Acting is like war; 90 per cent boredom, 10 per cent sheer terror. One day of location filming on The World’s End comprised me sitting and reading books for 14 hours in the green room – well, a bus. When I finished my last book I went to the set to ask Edgar when he would be needing me. ‘Oh,’ he said, ‘I did not realise you are still here.’ So they called my driver to take me home.
In my first Dr Who appearance, I was force-fitted into a cyberman outfit built for someone an inch shorter than me. It was like being locked in a trunk and under the studio lighting, the heat and confinement reduced me to panting like a dog in a parked car.
I fell asleep on set filming Kenneth Bragnah’s take on The Magic Flute. I was a casualty of war with a nurse perched on my bed. When I woke up, horrified, I asked her if I’d been snoring. ‘Don’t worry,’ she said, ‘you weren’t the only one.’
A chair, an important prop central to a scene in the play, Kings came apart one night. My opposite number in the action, Dominic Grove, and I improvised while we tried and failed to reassemble it. Then we just picked up the script and I refigured my moves without the chair to sit on. I’m still quite amazed that I did not panic and freeze. In the bar afterwards, an audience member asked us how we had constructed the chair such that it would come apart on cue like that.
Peter Capaldi introduced himself to me (like I would not know who he was!) at the start of filming for my second Dr Who appearance. At the end of the day, he thanked all the cast and crew, saying it had been a pleasure to work with us, then he went full Malcolm Tucker and told us, ‘now fuck off, all of you!’
I’m not alone. I’ve found that of the people I have worked with, as many have wandered into the business by unplanned routes as have by planned ones.
My driver for Holmes & Watson, Graham Hill (his father was a big motorsport fan) was just such a person. An HGV driver and, inevitably, a fan of motorsport, he fancied driving a rig for a race team. One day, driving on the motorway, he spotted a rig and he copied the number off the side. He called the company and asked if they were recruiting drivers. They were indeed looking for drivers but they did not haul for race teams but for movie filming. Skip forward, and Graham now chauffeurs Hollywood A-listers (when he’s not driving the likes of me).
When I said ‘yes’ to Sarah’s offer of acting work, I had no idea where it would take me but I knew where ‘no’ would go. As I walked through those corridors at Ealing Studios for my very first professional acting performance, had I known where it would take me, I might have faltered. Certainly, my family might have preferred me back on a motorbike rather than hanging off the side of the Grand Canyon (for a Discovery Channel documentary) and if I had had a premonition of the terror I was going to experience in rehearsals for a theatre performance, I would have bolted.

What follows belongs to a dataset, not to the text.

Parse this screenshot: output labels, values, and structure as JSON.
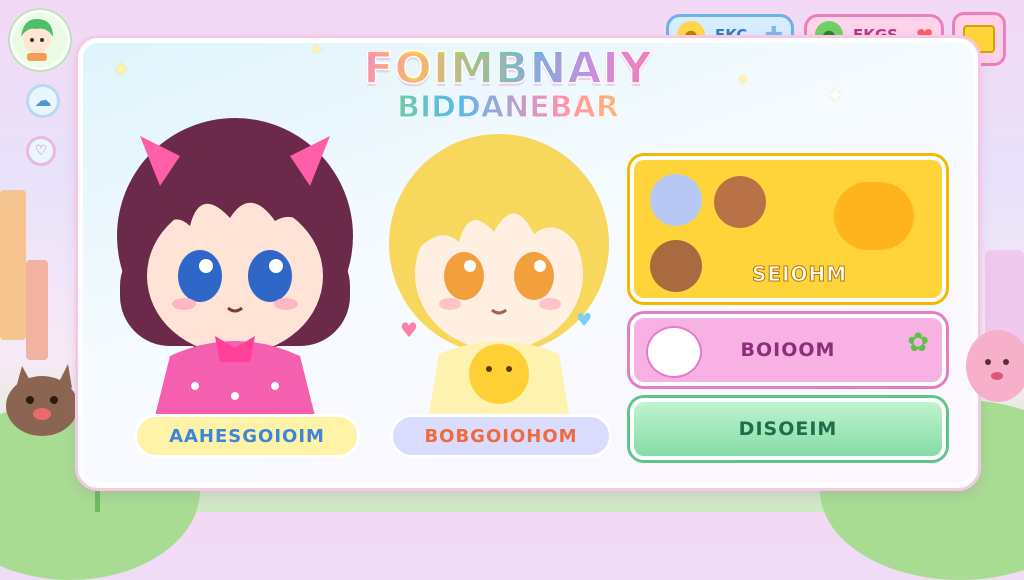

But the gradient from those first, no-dialogue, physical performance roles, to character acting ones with dialogue and no costume to hide inside, have allowed me to climb to a place I never imagined I could get to.
Masters of our own destiny
Putting my life back together after losing my arm forced me to learn new skills. Routines I had performed so easily with two hands became new challenges with one hand. Tying shoelaces, changing duvet covers and opening packets of peanuts all had to be learned anew. In so doing, I realised I was capable of things I had never imagined before. Except for the duvet covers thing.
So that is how I come to be in a break in rehearsals for Friday Night Dinner, eating a sandwich and laughing as Tamsin Grieg and Paul Ritter tell anecdotes about back-handed compliments they’ve received from members of the public. Mark Heep remembers me from the two of us standing in the drizzling rain in a crowd scene in The World’s End and Sally Phillips flirts with me in her Swiss au-pair comedy accent.
Whenever anyone asks, I say I got into acting by accident. Literally. It makes a funny story but the truth is rather more philosophical. I’ve said ‘yes’ when the opportunities have arisen and each ‘yes’ has created new opportunities. This has been the most valuable lesson I have learned in my acting career and in my life as a whole. Say ‘yes’, what’s the worst thing that could happen?